## Source material:
========

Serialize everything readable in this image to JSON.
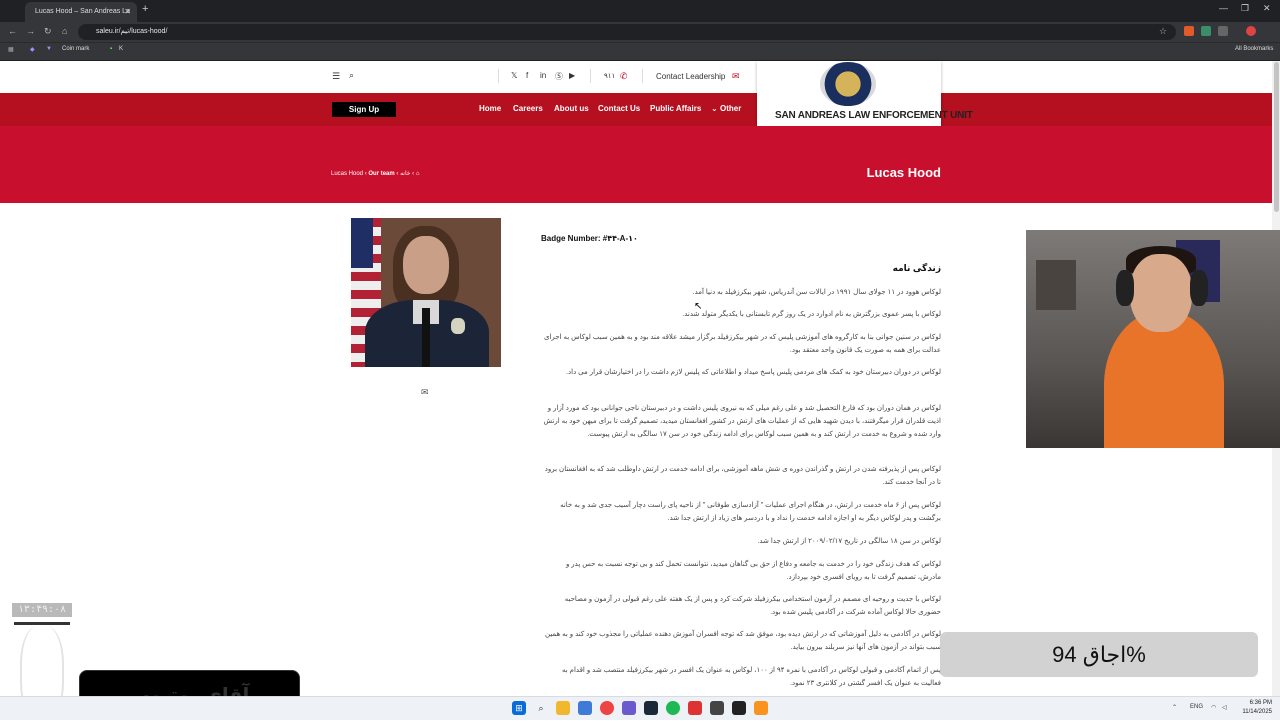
{
  "browser": {
    "tab_title": "Lucas Hood – San Andreas La",
    "tab_close": "✕",
    "new_tab": "+",
    "url": "saleu.ir/تیم/lucas-hood/",
    "bookmarks": [
      "Coin mark",
      "K"
    ],
    "all_bookmarks": "All Bookmarks",
    "window_controls": [
      "—",
      "❐",
      "✕"
    ]
  },
  "site": {
    "contact_leadership": "Contact Leadership",
    "phone": "۹۱۱",
    "logo_text": "SAN ANDREAS LAW ENFORCEMENT UNIT",
    "signup": "Sign Up",
    "nav": [
      "Home",
      "Careers",
      "About us",
      "Contact Us",
      "Public Affairs",
      "Other"
    ],
    "breadcrumb": {
      "name": "Lucas Hood",
      "team": "Our team",
      "home": "خانه"
    },
    "page_title": "Lucas Hood"
  },
  "profile": {
    "badge_number": "Badge Number: #۴۴-A-۱۰",
    "section_title": "زندگی نامه",
    "paragraphs": [
      "لوکاس هوود در ۱۱ جولای سال ۱۹۹۱ در ایالات سن آندریاس، شهر بیکرزفیلد به دنیا آمد.",
      "لوکاس با پسر عموی بزرگترش به نام ادوارد در یک روز گرم تابستانی با یکدیگر متولد شدند.",
      "لوکاس در سنین جوانی بنا به کارگروه های آموزشی پلیس که در شهر بیکرزفیلد برگزار میشد علاقه مند بود و به همین سبب لوکاس به اجرای عدالت برای همه به صورت یک قانون واحد معتقد بود.",
      "لوکاس در دوران دبیرستان خود به کمک های مردمی پلیس پاسخ میداد و اطلاعاتی که پلیس لازم داشت را در اختیارشان قرار می داد.",
      "لوکاس در همان دوران بود که فارغ التحصیل شد و علی رغم میلی که به نیروی پلیس داشت و در دبیرستان ناجی جوانانی بود که مورد آزار و اذیت قلدران قرار میگرفتند، با دیدن شهید هایی که از عملیات های ارتش در کشور افغانستان میدید، تصمیم گرفت تا برای میهن خود به ارتش وارد شده و شروع به خدمت در ارتش کند و به همین سبب لوکاس برای ادامه زندگی خود در سن ۱۷ سالگی به ارتش پیوست.",
      "لوکاس پس از پذیرفته شدن در ارتش و گذراندن دوره ی شش ماهه آموزشی، برای ادامه خدمت در ارتش داوطلب شد که به افغانستان برود تا در آنجا خدمت کند.",
      "لوکاس پس از ۶ ماه خدمت در ارتش، در هنگام اجرای عملیات \" آزادسازی طوفانی \" از ناحیه پای راست دچار آسیب جدی شد و به خانه برگشت و پدر لوکاس دیگر به او اجازه ادامه خدمت را نداد و با دردسر های زیاد از ارتش جدا شد.",
      "لوکاس در سن ۱۸ سالگی در تاریخ ۲۰۰۹/۰۲/۱۷ از ارتش جدا شد.",
      "لوکاس که هدف زندگی خود را در خدمت به جامعه و دفاع از حق بی گناهان میدید، نتوانست تحمل کند و بی توجه نسبت به حس پدر و مادرش، تصمیم گرفت تا به رویای افسری خود بپردازد.",
      "لوکاس با جدیت و روحیه ای مصمم در آزمون استخدامی بیکرزفیلد شرکت کرد و پس از یک هفته علی رغم قبولی در آزمون و مصاحبه حضوری حالا لوکاس آماده شرکت در آکادمی پلیس شده بود.",
      "لوکاس در آکادمی به دلیل آموزشاتی که در ارتش دیده بود، موفق شد که توجه افسران آموزش دهنده عملیاتی را مجذوب خود کند و به همین سبب بتواند در آزمون های آنها نیز سربلند بیرون بیاید.",
      "پس از اتمام آکادمی و قبولی لوکاس در آکادمی با نمره ۹۴ از ۱۰۰، لوکاس به عنوان یک افسر در شهر بیکرزفیلد منتصب شد و اقدام به فعالیت به عنوان یک افسر گشتی در کلانتری ۲۳ نمود."
    ]
  },
  "overlays": {
    "percent_label": "اجاق 94%",
    "timer": "۱۳:۴۹:۰۸",
    "black_box_text": "آقای یوتیوب"
  },
  "taskbar": {
    "lang": "ENG",
    "time": "6:36 PM",
    "date": "11/14/2025"
  },
  "colors": {
    "brand_red": "#c8102e",
    "dark_red": "#b5101f",
    "chrome_dark": "#202124"
  },
  "icons": [
    "menu-icon",
    "search-icon",
    "x-icon",
    "facebook-icon",
    "linkedin-icon",
    "skype-icon",
    "youtube-icon",
    "phone-icon",
    "mail-icon",
    "home-icon"
  ]
}
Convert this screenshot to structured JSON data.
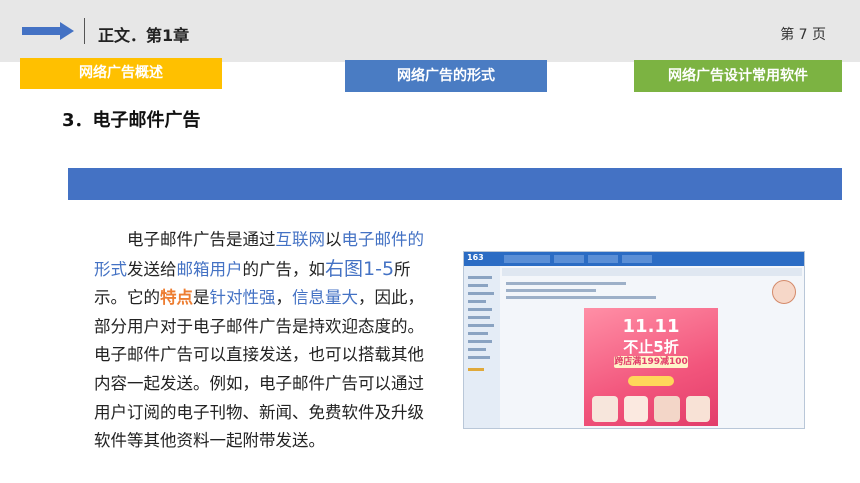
{
  "header": {
    "chapter": "正文．第1章",
    "page": "第 7 页"
  },
  "tabs": [
    {
      "label": "网络广告概述",
      "color": "#ffc000"
    },
    {
      "label": "网络广告的形式",
      "color": "#4a7cc3"
    },
    {
      "label": "网络广告设计常用软件",
      "color": "#7cb342"
    }
  ],
  "section": {
    "heading": "3．电子邮件广告"
  },
  "body": {
    "s1": "电子邮件广告是通过",
    "l1": "互联网",
    "s2": "以",
    "l2": "电子邮件的形式",
    "s3": "发送给",
    "l3": "邮箱用户",
    "s4": "的广告，如",
    "ref": "右图1-5",
    "s5": "所示。它的",
    "feature": "特点",
    "s6": "是",
    "l4": "针对性强",
    "s7": "，",
    "l5": "信息量大",
    "s8": "，因此，部分用户对于电子邮件广告是持欢迎态度的。电子邮件广告可以直接发送，也可以搭载其他内容一起发送。例如，电子邮件广告可以通过用户订阅的电子刊物、新闻、免费软件及升级软件等其他资料一起附带发送。"
  },
  "figure": {
    "mail_logo": "163",
    "ad_line1": "11.11",
    "ad_line2": "不止5折",
    "ad_line3": "跨店满199减100"
  },
  "colors": {
    "accent_blue": "#4472c4",
    "highlight": "#ed7d31"
  }
}
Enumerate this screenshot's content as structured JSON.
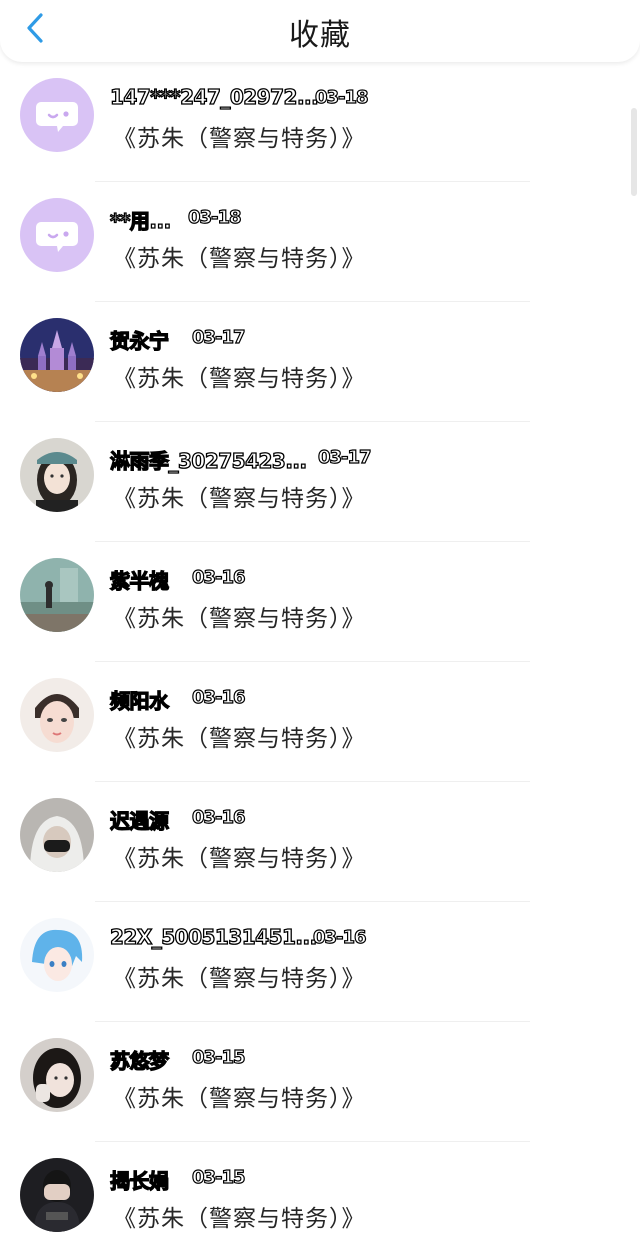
{
  "header": {
    "title": "收藏",
    "back_icon": "chevron-left-icon",
    "accent": "#2f9be6"
  },
  "items": [
    {
      "name": "147***247_02972...",
      "date": "03-18",
      "book": "《苏朱（警察与特务）》",
      "avatar": "chat-bubble-icon"
    },
    {
      "name": "**用...",
      "date": "03-18",
      "book": "《苏朱（警察与特务）》",
      "avatar": "chat-bubble-icon"
    },
    {
      "name": "贺永宁",
      "date": "03-17",
      "book": "《苏朱（警察与特务）》",
      "avatar": "castle-photo"
    },
    {
      "name": "淋雨季_30275423...",
      "date": "03-17",
      "book": "《苏朱（警察与特务）》",
      "avatar": "girl-photo"
    },
    {
      "name": "紫半槐",
      "date": "03-16",
      "book": "《苏朱（警察与特务）》",
      "avatar": "scene-photo"
    },
    {
      "name": "频阳水",
      "date": "03-16",
      "book": "《苏朱（警察与特务）》",
      "avatar": "face-photo"
    },
    {
      "name": "迟遇源",
      "date": "03-16",
      "book": "《苏朱（警察与特务）》",
      "avatar": "hood-photo"
    },
    {
      "name": "22X_5005131451...",
      "date": "03-16",
      "book": "《苏朱（警察与特务）》",
      "avatar": "anime-photo"
    },
    {
      "name": "苏悠梦",
      "date": "03-15",
      "book": "《苏朱（警察与特务）》",
      "avatar": "girl2-photo"
    },
    {
      "name": "揭长娟",
      "date": "03-15",
      "book": "《苏朱（警察与特务）》",
      "avatar": "hands-photo"
    }
  ]
}
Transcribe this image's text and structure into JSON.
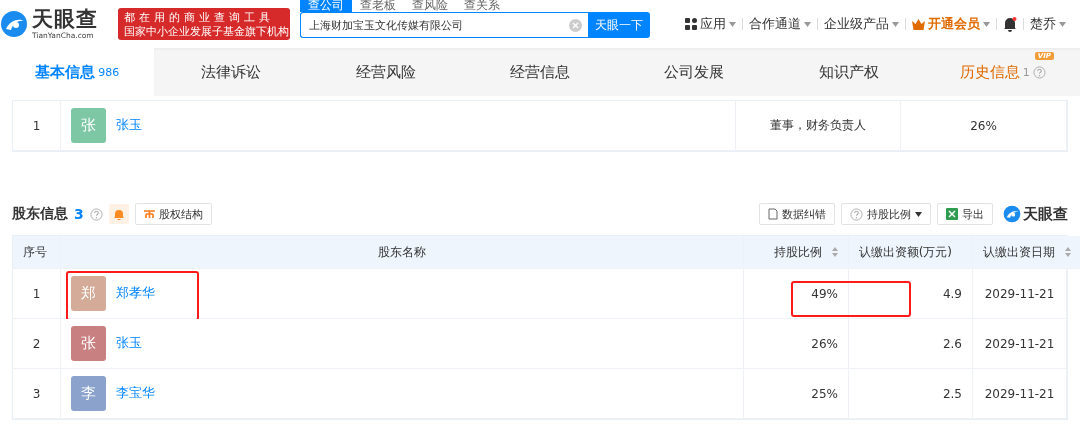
{
  "header": {
    "logo_name": "天眼查",
    "logo_domain": "TianYanCha.com",
    "slogan_lines": [
      "都在用的商业查询工具",
      "国家中小企业发展子基金旗下机构"
    ],
    "search_tabs": [
      {
        "label": "查公司",
        "selected": true
      },
      {
        "label": "查老板",
        "selected": false
      },
      {
        "label": "查风险",
        "selected": false
      },
      {
        "label": "查关系",
        "selected": false
      }
    ],
    "search_value": "上海财加宝玉文化传媒有限公司",
    "search_button": "天眼一下",
    "menu": [
      {
        "kind": "apps",
        "label": "应用"
      },
      {
        "kind": "plain",
        "label": "合作通道"
      },
      {
        "kind": "plain",
        "label": "企业级产品"
      },
      {
        "kind": "vip",
        "label": "开通会员"
      },
      {
        "kind": "bell"
      },
      {
        "kind": "plain",
        "label": "楚乔"
      }
    ]
  },
  "nav_tabs": [
    {
      "label": "基本信息",
      "count": "986",
      "selected": true,
      "vip": false
    },
    {
      "label": "法律诉讼",
      "selected": false,
      "vip": false
    },
    {
      "label": "经营风险",
      "selected": false,
      "vip": false
    },
    {
      "label": "经营信息",
      "selected": false,
      "vip": false
    },
    {
      "label": "公司发展",
      "selected": false,
      "vip": false
    },
    {
      "label": "知识产权",
      "selected": false,
      "vip": false
    },
    {
      "label": "历史信息",
      "count": "1",
      "selected": false,
      "vip": true,
      "vip_badge": "VIP"
    }
  ],
  "staff_rows": [
    {
      "index": "1",
      "avatar": "张",
      "color": "#7ec7a5",
      "name": "张玉",
      "position": "董事，财务负责人",
      "ratio": "26%"
    }
  ],
  "shareholders": {
    "title": "股东信息",
    "count": "3",
    "structure_button": "股权结构",
    "actions": [
      {
        "kind": "correct",
        "label": "数据纠错"
      },
      {
        "kind": "ratio",
        "label": "持股比例"
      },
      {
        "kind": "export",
        "label": "导出"
      }
    ],
    "brand": "天眼查",
    "columns": [
      "序号",
      "股东名称",
      "持股比例",
      "认缴出资额(万元)",
      "认缴出资日期"
    ],
    "rows": [
      {
        "index": "1",
        "avatar": "郑",
        "color": "#d3ab98",
        "name": "郑孝华",
        "ratio": "49%",
        "amount": "4.9",
        "date": "2029-11-21",
        "marked": true
      },
      {
        "index": "2",
        "avatar": "张",
        "color": "#c98080",
        "name": "张玉",
        "ratio": "26%",
        "amount": "2.6",
        "date": "2029-11-21",
        "marked": false
      },
      {
        "index": "3",
        "avatar": "李",
        "color": "#8aa2cc",
        "name": "李宝华",
        "ratio": "25%",
        "amount": "2.5",
        "date": "2029-11-21",
        "marked": false
      }
    ]
  }
}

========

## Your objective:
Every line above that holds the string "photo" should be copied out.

## Answer to the problem:
      "avatar": "castle-photo"
      "avatar": "girl-photo"
      "avatar": "scene-photo"
      "avatar": "face-photo"
      "avatar": "hood-photo"
      "avatar": "anime-photo"
      "avatar": "girl2-photo"
      "avatar": "hands-photo"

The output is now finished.